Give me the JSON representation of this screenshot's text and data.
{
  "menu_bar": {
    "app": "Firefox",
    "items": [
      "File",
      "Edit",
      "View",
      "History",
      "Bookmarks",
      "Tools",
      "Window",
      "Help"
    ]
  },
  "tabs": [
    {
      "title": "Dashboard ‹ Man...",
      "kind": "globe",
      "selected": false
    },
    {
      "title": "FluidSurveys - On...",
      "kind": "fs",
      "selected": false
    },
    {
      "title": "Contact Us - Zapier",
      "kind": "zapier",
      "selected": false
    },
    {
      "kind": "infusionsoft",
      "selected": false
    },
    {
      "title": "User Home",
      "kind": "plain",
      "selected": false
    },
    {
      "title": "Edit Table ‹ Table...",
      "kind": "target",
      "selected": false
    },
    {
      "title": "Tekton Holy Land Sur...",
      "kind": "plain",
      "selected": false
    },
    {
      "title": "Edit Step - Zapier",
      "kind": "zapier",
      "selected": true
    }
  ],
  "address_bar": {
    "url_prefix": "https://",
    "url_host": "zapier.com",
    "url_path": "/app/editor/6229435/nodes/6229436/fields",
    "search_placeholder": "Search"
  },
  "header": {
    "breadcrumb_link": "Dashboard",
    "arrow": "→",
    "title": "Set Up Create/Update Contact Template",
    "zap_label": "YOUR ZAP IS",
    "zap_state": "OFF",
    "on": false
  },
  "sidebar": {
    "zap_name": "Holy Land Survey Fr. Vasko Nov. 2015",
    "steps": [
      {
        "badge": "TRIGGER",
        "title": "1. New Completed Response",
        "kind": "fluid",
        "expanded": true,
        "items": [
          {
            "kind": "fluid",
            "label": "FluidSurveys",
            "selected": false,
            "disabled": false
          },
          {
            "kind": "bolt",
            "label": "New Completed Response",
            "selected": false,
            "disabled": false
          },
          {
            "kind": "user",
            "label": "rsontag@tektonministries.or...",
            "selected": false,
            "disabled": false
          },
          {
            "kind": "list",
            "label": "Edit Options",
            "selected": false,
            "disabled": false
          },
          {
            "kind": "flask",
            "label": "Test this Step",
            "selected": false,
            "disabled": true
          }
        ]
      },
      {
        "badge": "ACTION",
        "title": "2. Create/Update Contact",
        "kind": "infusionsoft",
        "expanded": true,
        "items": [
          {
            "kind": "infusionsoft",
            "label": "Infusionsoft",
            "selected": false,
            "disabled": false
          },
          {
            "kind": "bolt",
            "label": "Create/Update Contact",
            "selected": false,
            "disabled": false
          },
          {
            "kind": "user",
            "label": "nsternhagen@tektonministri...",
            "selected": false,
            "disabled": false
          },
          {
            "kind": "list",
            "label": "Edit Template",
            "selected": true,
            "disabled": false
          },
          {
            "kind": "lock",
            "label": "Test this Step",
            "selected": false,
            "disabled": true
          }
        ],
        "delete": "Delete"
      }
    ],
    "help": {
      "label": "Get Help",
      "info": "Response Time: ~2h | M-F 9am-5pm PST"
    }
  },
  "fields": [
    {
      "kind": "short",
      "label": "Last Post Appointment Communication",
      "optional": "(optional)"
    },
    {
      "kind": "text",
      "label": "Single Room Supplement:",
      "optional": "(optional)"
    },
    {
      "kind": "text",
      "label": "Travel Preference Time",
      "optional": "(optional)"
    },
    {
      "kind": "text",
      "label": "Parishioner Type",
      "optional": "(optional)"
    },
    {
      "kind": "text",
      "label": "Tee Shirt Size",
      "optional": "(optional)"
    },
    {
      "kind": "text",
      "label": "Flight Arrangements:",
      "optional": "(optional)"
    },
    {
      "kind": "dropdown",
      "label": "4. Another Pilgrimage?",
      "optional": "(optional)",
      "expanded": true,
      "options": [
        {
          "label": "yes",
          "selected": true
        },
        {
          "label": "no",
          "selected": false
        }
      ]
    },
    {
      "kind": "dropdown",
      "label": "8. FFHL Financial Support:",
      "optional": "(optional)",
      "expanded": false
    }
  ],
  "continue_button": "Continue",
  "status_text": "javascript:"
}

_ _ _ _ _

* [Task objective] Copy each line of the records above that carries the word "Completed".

* [Expected answer]
        "title": "1. New Completed Response",
            "label": "New Completed Response",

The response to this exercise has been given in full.